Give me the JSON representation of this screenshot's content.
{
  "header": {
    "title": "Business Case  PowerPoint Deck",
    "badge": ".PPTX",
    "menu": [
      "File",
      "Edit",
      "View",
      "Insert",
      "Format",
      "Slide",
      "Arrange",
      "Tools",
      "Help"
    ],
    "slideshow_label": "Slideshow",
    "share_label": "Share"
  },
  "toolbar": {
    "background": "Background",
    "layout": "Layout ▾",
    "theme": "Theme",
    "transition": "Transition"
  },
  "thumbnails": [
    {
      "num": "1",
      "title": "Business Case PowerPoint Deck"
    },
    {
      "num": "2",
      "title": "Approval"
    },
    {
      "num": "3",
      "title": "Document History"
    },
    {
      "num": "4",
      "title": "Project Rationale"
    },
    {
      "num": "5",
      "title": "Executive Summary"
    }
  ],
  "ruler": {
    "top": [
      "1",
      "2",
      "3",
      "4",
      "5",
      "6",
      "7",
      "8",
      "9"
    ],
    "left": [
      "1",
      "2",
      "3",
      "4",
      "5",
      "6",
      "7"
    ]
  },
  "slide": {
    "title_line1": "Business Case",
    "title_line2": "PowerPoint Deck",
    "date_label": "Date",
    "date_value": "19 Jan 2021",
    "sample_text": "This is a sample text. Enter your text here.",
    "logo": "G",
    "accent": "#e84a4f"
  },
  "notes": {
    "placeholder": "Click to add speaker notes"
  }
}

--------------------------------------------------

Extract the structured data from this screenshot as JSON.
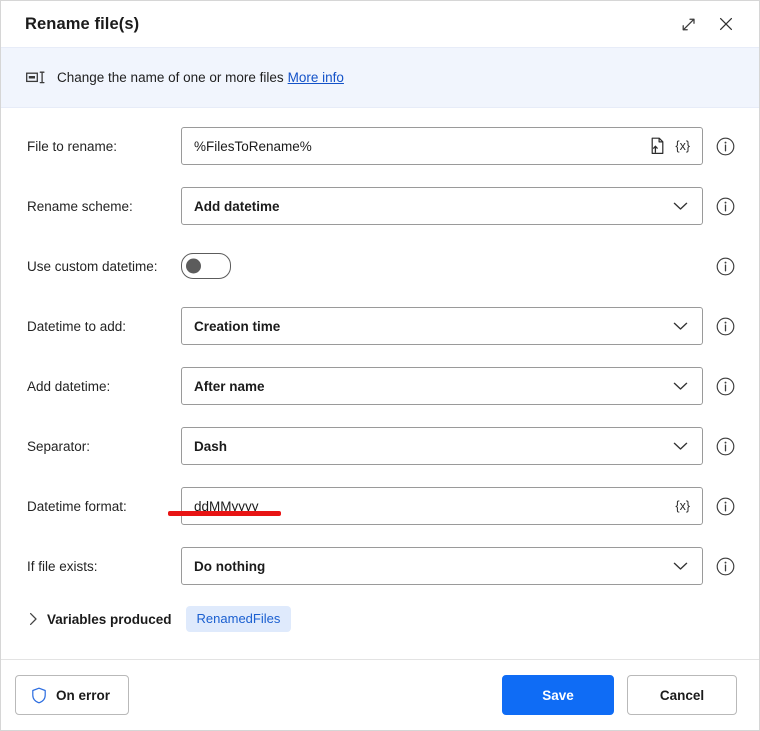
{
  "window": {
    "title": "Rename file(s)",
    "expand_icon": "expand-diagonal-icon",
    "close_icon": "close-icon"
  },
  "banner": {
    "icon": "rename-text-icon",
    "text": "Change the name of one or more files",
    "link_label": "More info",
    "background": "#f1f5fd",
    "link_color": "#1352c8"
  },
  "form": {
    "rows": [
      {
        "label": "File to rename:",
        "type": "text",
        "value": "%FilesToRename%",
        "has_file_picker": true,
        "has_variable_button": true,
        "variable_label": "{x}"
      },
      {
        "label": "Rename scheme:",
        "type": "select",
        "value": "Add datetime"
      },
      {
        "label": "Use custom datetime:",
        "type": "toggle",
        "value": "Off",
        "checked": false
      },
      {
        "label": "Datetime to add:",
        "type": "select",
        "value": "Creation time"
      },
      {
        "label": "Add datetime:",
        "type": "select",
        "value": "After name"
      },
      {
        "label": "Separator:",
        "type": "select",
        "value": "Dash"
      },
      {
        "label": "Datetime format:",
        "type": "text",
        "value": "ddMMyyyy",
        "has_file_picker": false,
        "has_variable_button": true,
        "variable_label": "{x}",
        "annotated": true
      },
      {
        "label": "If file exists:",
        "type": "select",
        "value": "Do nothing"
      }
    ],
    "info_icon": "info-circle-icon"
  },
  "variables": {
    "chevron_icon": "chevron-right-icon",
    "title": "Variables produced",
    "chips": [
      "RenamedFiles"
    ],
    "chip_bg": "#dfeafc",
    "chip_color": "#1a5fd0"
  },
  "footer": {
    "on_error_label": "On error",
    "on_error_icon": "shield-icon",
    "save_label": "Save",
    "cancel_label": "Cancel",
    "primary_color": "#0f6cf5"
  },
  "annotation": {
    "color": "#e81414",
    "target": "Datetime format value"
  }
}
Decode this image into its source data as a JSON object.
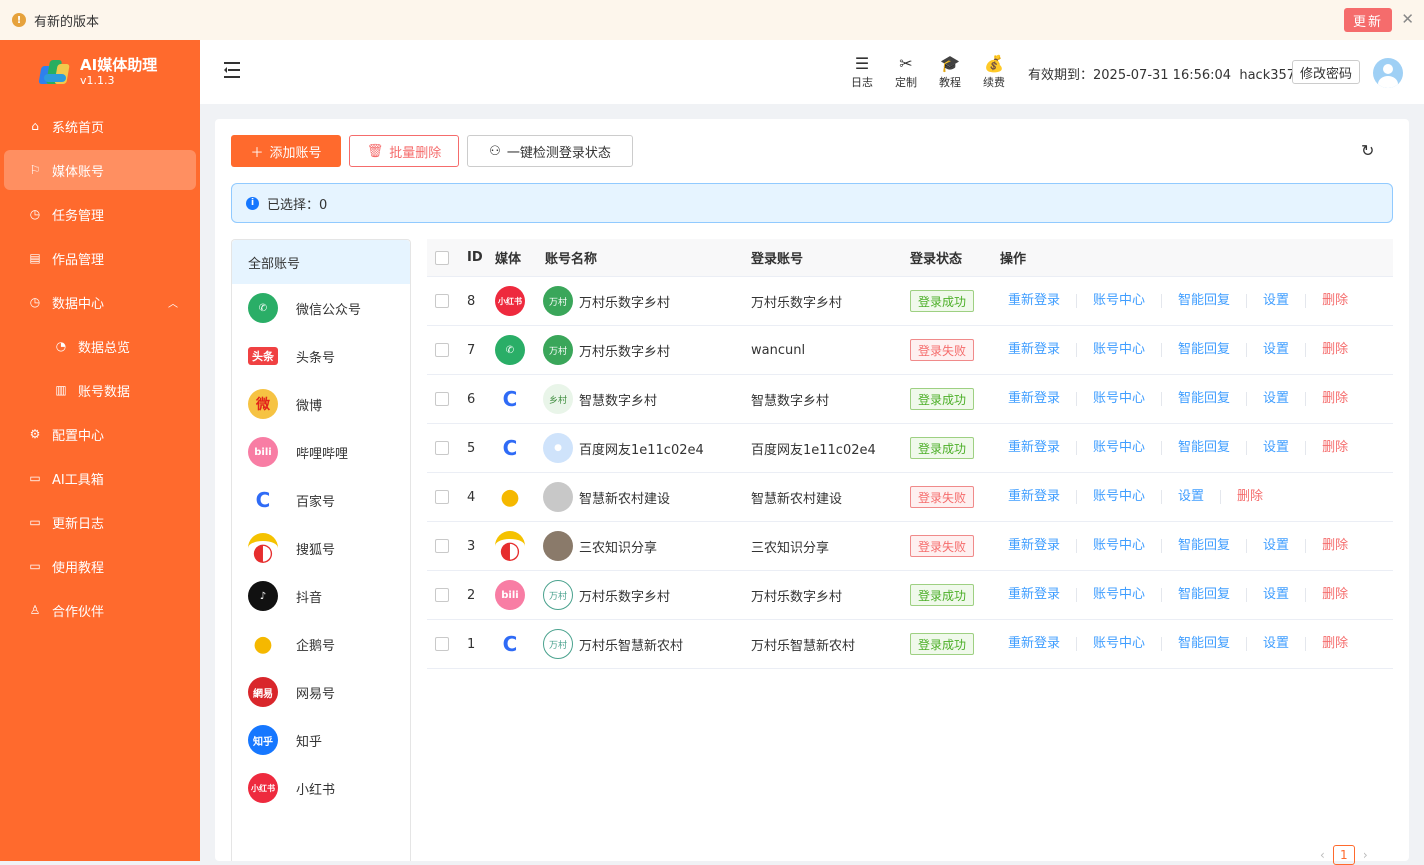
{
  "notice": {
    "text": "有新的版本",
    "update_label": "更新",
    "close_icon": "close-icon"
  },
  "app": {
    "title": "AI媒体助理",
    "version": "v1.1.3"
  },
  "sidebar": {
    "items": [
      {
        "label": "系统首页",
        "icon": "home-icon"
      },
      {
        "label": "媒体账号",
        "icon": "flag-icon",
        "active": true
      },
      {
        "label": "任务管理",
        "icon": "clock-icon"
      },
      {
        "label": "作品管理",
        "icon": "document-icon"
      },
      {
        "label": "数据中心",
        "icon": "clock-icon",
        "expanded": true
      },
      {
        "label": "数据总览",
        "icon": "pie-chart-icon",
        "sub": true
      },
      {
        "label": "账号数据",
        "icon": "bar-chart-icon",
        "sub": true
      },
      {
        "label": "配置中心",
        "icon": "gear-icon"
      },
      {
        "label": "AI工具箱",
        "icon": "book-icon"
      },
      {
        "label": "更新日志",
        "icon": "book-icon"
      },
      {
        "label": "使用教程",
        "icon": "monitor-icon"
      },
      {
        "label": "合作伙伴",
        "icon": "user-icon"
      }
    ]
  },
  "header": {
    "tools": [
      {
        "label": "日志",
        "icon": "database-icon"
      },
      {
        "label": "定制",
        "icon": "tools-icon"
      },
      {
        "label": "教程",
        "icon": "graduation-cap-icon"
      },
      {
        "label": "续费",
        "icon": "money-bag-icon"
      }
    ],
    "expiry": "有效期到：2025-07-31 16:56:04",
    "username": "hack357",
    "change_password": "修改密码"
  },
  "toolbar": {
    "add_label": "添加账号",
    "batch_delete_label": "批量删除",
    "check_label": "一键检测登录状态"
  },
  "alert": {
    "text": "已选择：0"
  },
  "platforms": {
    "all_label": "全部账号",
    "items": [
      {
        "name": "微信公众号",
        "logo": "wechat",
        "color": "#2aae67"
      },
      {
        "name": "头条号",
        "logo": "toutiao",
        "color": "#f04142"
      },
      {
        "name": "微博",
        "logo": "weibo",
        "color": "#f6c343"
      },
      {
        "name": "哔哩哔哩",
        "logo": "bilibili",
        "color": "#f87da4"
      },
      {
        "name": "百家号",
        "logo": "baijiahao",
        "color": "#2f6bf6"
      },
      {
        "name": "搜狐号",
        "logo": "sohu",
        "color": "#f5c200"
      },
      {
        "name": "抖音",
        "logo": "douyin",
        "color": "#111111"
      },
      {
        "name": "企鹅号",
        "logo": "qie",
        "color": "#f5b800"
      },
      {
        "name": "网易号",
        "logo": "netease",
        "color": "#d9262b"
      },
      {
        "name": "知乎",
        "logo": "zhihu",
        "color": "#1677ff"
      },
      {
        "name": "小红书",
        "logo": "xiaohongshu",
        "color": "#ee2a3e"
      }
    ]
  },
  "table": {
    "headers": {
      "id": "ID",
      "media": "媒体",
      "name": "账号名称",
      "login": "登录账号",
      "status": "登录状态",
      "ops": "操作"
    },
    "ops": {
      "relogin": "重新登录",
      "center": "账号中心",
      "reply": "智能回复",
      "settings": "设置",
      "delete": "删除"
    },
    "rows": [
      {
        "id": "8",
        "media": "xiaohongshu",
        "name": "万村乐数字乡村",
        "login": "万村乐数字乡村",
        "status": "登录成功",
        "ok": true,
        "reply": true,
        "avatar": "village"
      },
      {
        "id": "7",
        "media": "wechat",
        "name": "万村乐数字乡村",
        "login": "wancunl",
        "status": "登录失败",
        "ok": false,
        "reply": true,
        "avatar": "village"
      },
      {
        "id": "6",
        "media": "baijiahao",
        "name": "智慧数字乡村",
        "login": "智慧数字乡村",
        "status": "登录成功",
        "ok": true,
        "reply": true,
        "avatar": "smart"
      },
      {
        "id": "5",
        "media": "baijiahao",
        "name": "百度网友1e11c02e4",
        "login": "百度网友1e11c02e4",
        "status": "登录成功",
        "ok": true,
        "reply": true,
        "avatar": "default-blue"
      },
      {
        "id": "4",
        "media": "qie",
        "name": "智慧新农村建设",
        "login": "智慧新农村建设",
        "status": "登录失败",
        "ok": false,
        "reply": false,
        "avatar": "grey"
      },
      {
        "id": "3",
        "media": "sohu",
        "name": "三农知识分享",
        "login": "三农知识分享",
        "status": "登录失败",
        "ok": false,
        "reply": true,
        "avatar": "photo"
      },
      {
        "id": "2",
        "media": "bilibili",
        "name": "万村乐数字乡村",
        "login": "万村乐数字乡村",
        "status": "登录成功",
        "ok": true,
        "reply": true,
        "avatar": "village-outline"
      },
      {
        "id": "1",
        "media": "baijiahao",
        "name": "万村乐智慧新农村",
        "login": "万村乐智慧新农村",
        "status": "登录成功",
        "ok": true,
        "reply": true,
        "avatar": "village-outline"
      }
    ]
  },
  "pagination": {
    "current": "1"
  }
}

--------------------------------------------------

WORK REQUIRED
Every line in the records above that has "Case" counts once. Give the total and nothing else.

ANSWER
3